▶ **TASK DESCRIPTION**: When you copy the records that follow, please keep every word exactly as it is and leave out the pictures.

-=-=-

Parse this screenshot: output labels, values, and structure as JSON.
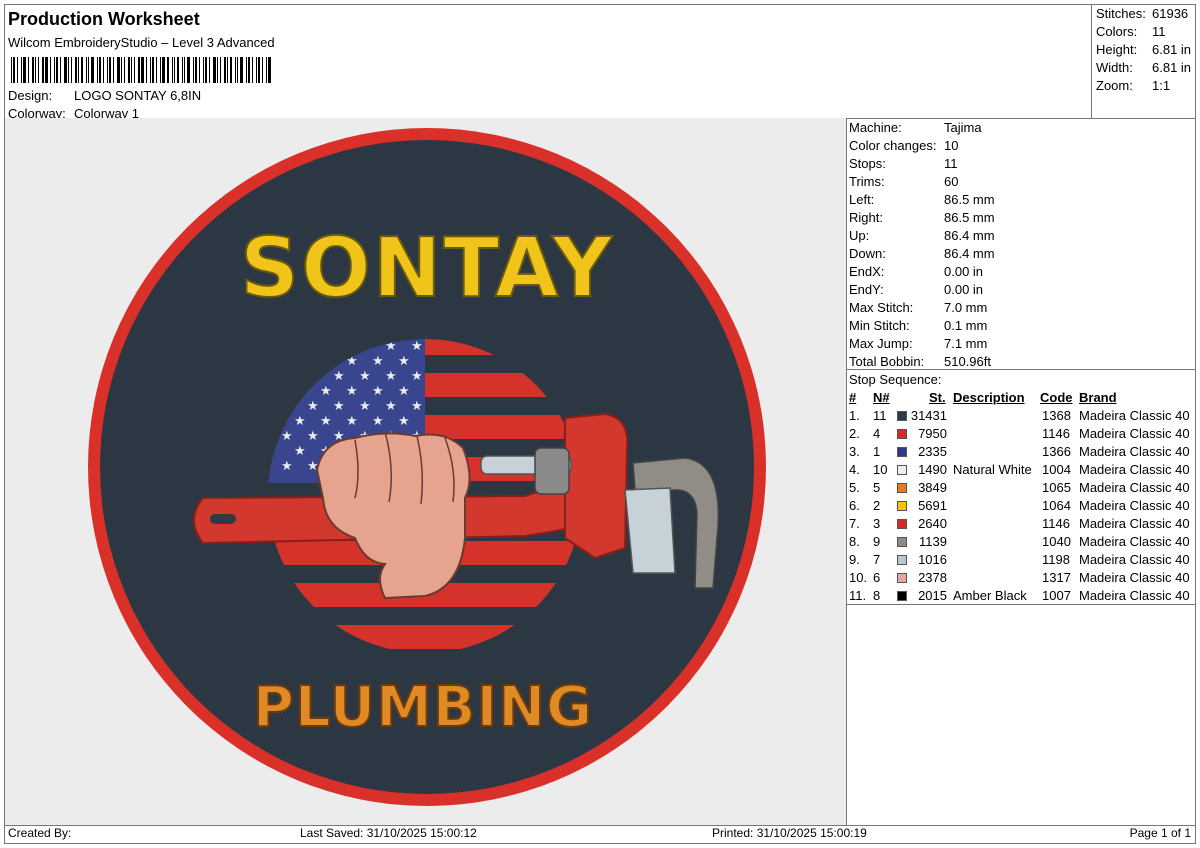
{
  "header": {
    "title": "Production Worksheet",
    "subtitle": "Wilcom EmbroideryStudio – Level 3 Advanced",
    "design_label": "Design:",
    "design_value": "LOGO SONTAY 6,8IN",
    "colorway_label": "Colorway:",
    "colorway_value": "Colorway 1"
  },
  "stats": [
    {
      "label": "Stitches:",
      "value": "61936"
    },
    {
      "label": "Colors:",
      "value": "11"
    },
    {
      "label": "Height:",
      "value": "6.81 in"
    },
    {
      "label": "Width:",
      "value": "6.81 in"
    },
    {
      "label": "Zoom:",
      "value": "1:1"
    }
  ],
  "machine_info": [
    {
      "label": "Machine:",
      "value": "Tajima"
    },
    {
      "label": "Color changes:",
      "value": "10"
    },
    {
      "label": "Stops:",
      "value": "11"
    },
    {
      "label": "Trims:",
      "value": "60"
    },
    {
      "label": "Left:",
      "value": "86.5 mm"
    },
    {
      "label": "Right:",
      "value": "86.5 mm"
    },
    {
      "label": "Up:",
      "value": "86.4 mm"
    },
    {
      "label": "Down:",
      "value": "86.4 mm"
    },
    {
      "label": "EndX:",
      "value": "0.00 in"
    },
    {
      "label": "EndY:",
      "value": "0.00 in"
    },
    {
      "label": "Max Stitch:",
      "value": "7.0 mm"
    },
    {
      "label": "Min Stitch:",
      "value": "0.1 mm"
    },
    {
      "label": "Max Jump:",
      "value": "7.1 mm"
    },
    {
      "label": "Total Bobbin:",
      "value": "510.96ft"
    }
  ],
  "stop_sequence": {
    "title": "Stop Sequence:",
    "headers": {
      "num": "#",
      "n": "N#",
      "st": "St.",
      "description": "Description",
      "code": "Code",
      "brand": "Brand"
    },
    "rows": [
      {
        "num": "1.",
        "n": "11",
        "color": "#2d3a48",
        "st": "31431",
        "description": "",
        "code": "1368",
        "brand": "Madeira Classic 40"
      },
      {
        "num": "2.",
        "n": "4",
        "color": "#d42a2a",
        "st": "7950",
        "description": "",
        "code": "1146",
        "brand": "Madeira Classic 40"
      },
      {
        "num": "3.",
        "n": "1",
        "color": "#2e3a86",
        "st": "2335",
        "description": "",
        "code": "1366",
        "brand": "Madeira Classic 40"
      },
      {
        "num": "4.",
        "n": "10",
        "color": "#eeeef2",
        "st": "1490",
        "description": "Natural White",
        "code": "1004",
        "brand": "Madeira Classic 40"
      },
      {
        "num": "5.",
        "n": "5",
        "color": "#e87a22",
        "st": "3849",
        "description": "",
        "code": "1065",
        "brand": "Madeira Classic 40"
      },
      {
        "num": "6.",
        "n": "2",
        "color": "#f2c418",
        "st": "5691",
        "description": "",
        "code": "1064",
        "brand": "Madeira Classic 40"
      },
      {
        "num": "7.",
        "n": "3",
        "color": "#d42a2a",
        "st": "2640",
        "description": "",
        "code": "1146",
        "brand": "Madeira Classic 40"
      },
      {
        "num": "8.",
        "n": "9",
        "color": "#8a8a8a",
        "st": "1139",
        "description": "",
        "code": "1040",
        "brand": "Madeira Classic 40"
      },
      {
        "num": "9.",
        "n": "7",
        "color": "#b8c6d0",
        "st": "1016",
        "description": "",
        "code": "1198",
        "brand": "Madeira Classic 40"
      },
      {
        "num": "10.",
        "n": "6",
        "color": "#e8a4a0",
        "st": "2378",
        "description": "",
        "code": "1317",
        "brand": "Madeira Classic 40"
      },
      {
        "num": "11.",
        "n": "8",
        "color": "#000000",
        "st": "2015",
        "description": "Amber Black",
        "code": "1007",
        "brand": "Madeira Classic 40"
      }
    ]
  },
  "preview": {
    "top_text": "SONTAY",
    "bottom_text": "PLUMBING"
  },
  "footer": {
    "created_by": "Created By:",
    "last_saved": "Last Saved: 31/10/2025 15:00:12",
    "printed": "Printed: 31/10/2025 15:00:19",
    "page": "Page 1 of 1"
  }
}
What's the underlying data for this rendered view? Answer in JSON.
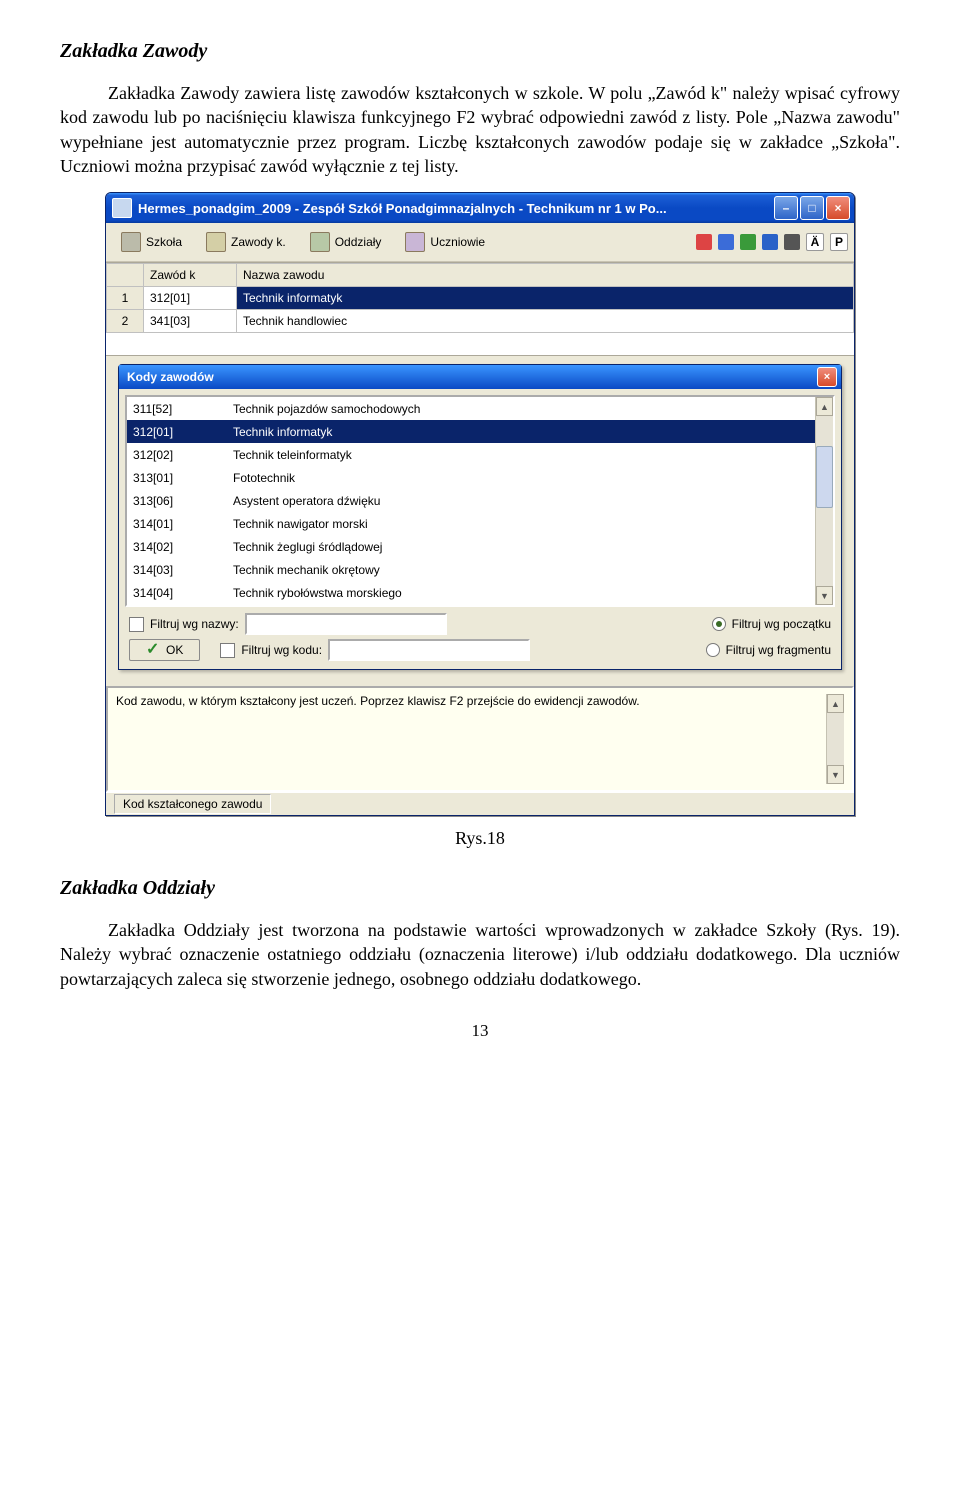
{
  "section1": {
    "heading": "Zakładka Zawody",
    "para": "Zakładka Zawody zawiera listę zawodów kształconych w szkole. W polu „Zawód k\" należy wpisać cyfrowy kod zawodu lub po naciśnięciu klawisza funkcyjnego F2 wybrać odpowiedni zawód z listy. Pole „Nazwa zawodu\" wypełniane jest automatycznie przez program. Liczbę kształconych zawodów podaje się w zakładce „Szkoła\". Uczniowi można przypisać zawód wyłącznie z tej listy."
  },
  "figure_caption": "Rys.18",
  "section2": {
    "heading": "Zakładka Oddziały",
    "para": "Zakładka Oddziały jest tworzona na podstawie wartości wprowadzonych w zakładce Szkoły (Rys. 19). Należy wybrać oznaczenie ostatniego oddziału (oznaczenia literowe) i/lub oddziału dodatkowego. Dla uczniów powtarzających zaleca się stworzenie jednego, osobnego oddziału dodatkowego."
  },
  "page_number": "13",
  "app": {
    "title": "Hermes_ponadgim_2009 - Zespół Szkół Ponadgimnazjalnych  -  Technikum nr 1 w Po...",
    "toolbar": {
      "szkola": "Szkoła",
      "zawody": "Zawody k.",
      "oddzialy": "Oddziały",
      "uczniowie": "Uczniowie",
      "letter_a": "Ä",
      "letter_p": "P"
    },
    "grid": {
      "col1": "Zawód k",
      "col2": "Nazwa zawodu",
      "rows": [
        {
          "n": "1",
          "code": "312[01]",
          "name": "Technik informatyk"
        },
        {
          "n": "2",
          "code": "341[03]",
          "name": "Technik handlowiec"
        }
      ]
    },
    "dialog": {
      "title": "Kody zawodów",
      "items": [
        {
          "code": "311[52]",
          "name": "Technik pojazdów samochodowych"
        },
        {
          "code": "312[01]",
          "name": "Technik informatyk"
        },
        {
          "code": "312[02]",
          "name": "Technik teleinformatyk"
        },
        {
          "code": "313[01]",
          "name": "Fototechnik"
        },
        {
          "code": "313[06]",
          "name": "Asystent operatora dźwięku"
        },
        {
          "code": "314[01]",
          "name": "Technik nawigator morski"
        },
        {
          "code": "314[02]",
          "name": "Technik żeglugi śródlądowej"
        },
        {
          "code": "314[03]",
          "name": "Technik mechanik okrętowy"
        },
        {
          "code": "314[04]",
          "name": "Technik rybołówstwa morskiego"
        }
      ],
      "selected_index": 1,
      "filter_name_label": "Filtruj wg nazwy:",
      "filter_code_label": "Filtruj wg kodu:",
      "filter_start_label": "Filtruj wg początku",
      "filter_fragment_label": "Filtruj wg fragmentu",
      "ok": "OK"
    },
    "hint": "Kod zawodu, w którym kształcony jest uczeń. Poprzez klawisz F2 przejście do ewidencji zawodów.",
    "status": "Kod kształconego zawodu"
  }
}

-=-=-

▶ **TASK RESPONSE**:
Parse this screenshot: output labels, values, and structure as JSON.
{
  "header": {
    "title": "Production Worksheet",
    "subtitle": "Wilcom EmbroideryStudio – Level 3 Advanced",
    "design_label": "Design:",
    "design_value": "LOGO SONTAY 6,8IN",
    "colorway_label": "Colorway:",
    "colorway_value": "Colorway 1"
  },
  "stats": [
    {
      "label": "Stitches:",
      "value": "61936"
    },
    {
      "label": "Colors:",
      "value": "11"
    },
    {
      "label": "Height:",
      "value": "6.81 in"
    },
    {
      "label": "Width:",
      "value": "6.81 in"
    },
    {
      "label": "Zoom:",
      "value": "1:1"
    }
  ],
  "machine_info": [
    {
      "label": "Machine:",
      "value": "Tajima"
    },
    {
      "label": "Color changes:",
      "value": "10"
    },
    {
      "label": "Stops:",
      "value": "11"
    },
    {
      "label": "Trims:",
      "value": "60"
    },
    {
      "label": "Left:",
      "value": "86.5 mm"
    },
    {
      "label": "Right:",
      "value": "86.5 mm"
    },
    {
      "label": "Up:",
      "value": "86.4 mm"
    },
    {
      "label": "Down:",
      "value": "86.4 mm"
    },
    {
      "label": "EndX:",
      "value": "0.00 in"
    },
    {
      "label": "EndY:",
      "value": "0.00 in"
    },
    {
      "label": "Max Stitch:",
      "value": "7.0 mm"
    },
    {
      "label": "Min Stitch:",
      "value": "0.1 mm"
    },
    {
      "label": "Max Jump:",
      "value": "7.1 mm"
    },
    {
      "label": "Total Bobbin:",
      "value": "510.96ft"
    }
  ],
  "stop_sequence": {
    "title": "Stop Sequence:",
    "headers": {
      "num": "#",
      "n": "N#",
      "st": "St.",
      "description": "Description",
      "code": "Code",
      "brand": "Brand"
    },
    "rows": [
      {
        "num": "1.",
        "n": "11",
        "color": "#2d3a48",
        "st": "31431",
        "description": "",
        "code": "1368",
        "brand": "Madeira Classic 40"
      },
      {
        "num": "2.",
        "n": "4",
        "color": "#d42a2a",
        "st": "7950",
        "description": "",
        "code": "1146",
        "brand": "Madeira Classic 40"
      },
      {
        "num": "3.",
        "n": "1",
        "color": "#2e3a86",
        "st": "2335",
        "description": "",
        "code": "1366",
        "brand": "Madeira Classic 40"
      },
      {
        "num": "4.",
        "n": "10",
        "color": "#eeeef2",
        "st": "1490",
        "description": "Natural White",
        "code": "1004",
        "brand": "Madeira Classic 40"
      },
      {
        "num": "5.",
        "n": "5",
        "color": "#e87a22",
        "st": "3849",
        "description": "",
        "code": "1065",
        "brand": "Madeira Classic 40"
      },
      {
        "num": "6.",
        "n": "2",
        "color": "#f2c418",
        "st": "5691",
        "description": "",
        "code": "1064",
        "brand": "Madeira Classic 40"
      },
      {
        "num": "7.",
        "n": "3",
        "color": "#d42a2a",
        "st": "2640",
        "description": "",
        "code": "1146",
        "brand": "Madeira Classic 40"
      },
      {
        "num": "8.",
        "n": "9",
        "color": "#8a8a8a",
        "st": "1139",
        "description": "",
        "code": "1040",
        "brand": "Madeira Classic 40"
      },
      {
        "num": "9.",
        "n": "7",
        "color": "#b8c6d0",
        "st": "1016",
        "description": "",
        "code": "1198",
        "brand": "Madeira Classic 40"
      },
      {
        "num": "10.",
        "n": "6",
        "color": "#e8a4a0",
        "st": "2378",
        "description": "",
        "code": "1317",
        "brand": "Madeira Classic 40"
      },
      {
        "num": "11.",
        "n": "8",
        "color": "#000000",
        "st": "2015",
        "description": "Amber Black",
        "code": "1007",
        "brand": "Madeira Classic 40"
      }
    ]
  },
  "preview": {
    "top_text": "SONTAY",
    "bottom_text": "PLUMBING"
  },
  "footer": {
    "created_by": "Created By:",
    "last_saved": "Last Saved: 31/10/2025 15:00:12",
    "printed": "Printed: 31/10/2025 15:00:19",
    "page": "Page 1 of 1"
  }
}
What's the underlying data for this rendered view? Answer in JSON.
{
  "section1": {
    "heading": "Zakładka Zawody",
    "para": "Zakładka Zawody zawiera listę zawodów kształconych w szkole. W polu „Zawód k\" należy wpisać cyfrowy kod zawodu lub po naciśnięciu klawisza funkcyjnego F2 wybrać odpowiedni zawód z listy. Pole „Nazwa zawodu\" wypełniane jest automatycznie przez program. Liczbę kształconych zawodów podaje się w zakładce „Szkoła\". Uczniowi można przypisać zawód wyłącznie z tej listy."
  },
  "figure_caption": "Rys.18",
  "section2": {
    "heading": "Zakładka Oddziały",
    "para": "Zakładka Oddziały jest tworzona na podstawie wartości wprowadzonych w zakładce Szkoły (Rys. 19). Należy wybrać oznaczenie ostatniego oddziału (oznaczenia literowe) i/lub oddziału dodatkowego. Dla uczniów powtarzających zaleca się stworzenie jednego, osobnego oddziału dodatkowego."
  },
  "page_number": "13",
  "app": {
    "title": "Hermes_ponadgim_2009 - Zespół Szkół Ponadgimnazjalnych  -  Technikum nr 1 w Po...",
    "toolbar": {
      "szkola": "Szkoła",
      "zawody": "Zawody k.",
      "oddzialy": "Oddziały",
      "uczniowie": "Uczniowie",
      "letter_a": "Ä",
      "letter_p": "P"
    },
    "grid": {
      "col1": "Zawód k",
      "col2": "Nazwa zawodu",
      "rows": [
        {
          "n": "1",
          "code": "312[01]",
          "name": "Technik informatyk"
        },
        {
          "n": "2",
          "code": "341[03]",
          "name": "Technik handlowiec"
        }
      ]
    },
    "dialog": {
      "title": "Kody zawodów",
      "items": [
        {
          "code": "311[52]",
          "name": "Technik pojazdów samochodowych"
        },
        {
          "code": "312[01]",
          "name": "Technik informatyk"
        },
        {
          "code": "312[02]",
          "name": "Technik teleinformatyk"
        },
        {
          "code": "313[01]",
          "name": "Fototechnik"
        },
        {
          "code": "313[06]",
          "name": "Asystent operatora dźwięku"
        },
        {
          "code": "314[01]",
          "name": "Technik nawigator morski"
        },
        {
          "code": "314[02]",
          "name": "Technik żeglugi śródlądowej"
        },
        {
          "code": "314[03]",
          "name": "Technik mechanik okrętowy"
        },
        {
          "code": "314[04]",
          "name": "Technik rybołówstwa morskiego"
        }
      ],
      "selected_index": 1,
      "filter_name_label": "Filtruj wg nazwy:",
      "filter_code_label": "Filtruj wg kodu:",
      "filter_start_label": "Filtruj wg początku",
      "filter_fragment_label": "Filtruj wg fragmentu",
      "ok": "OK"
    },
    "hint": "Kod zawodu, w którym kształcony jest uczeń. Poprzez klawisz F2 przejście do ewidencji zawodów.",
    "status": "Kod kształconego zawodu"
  }
}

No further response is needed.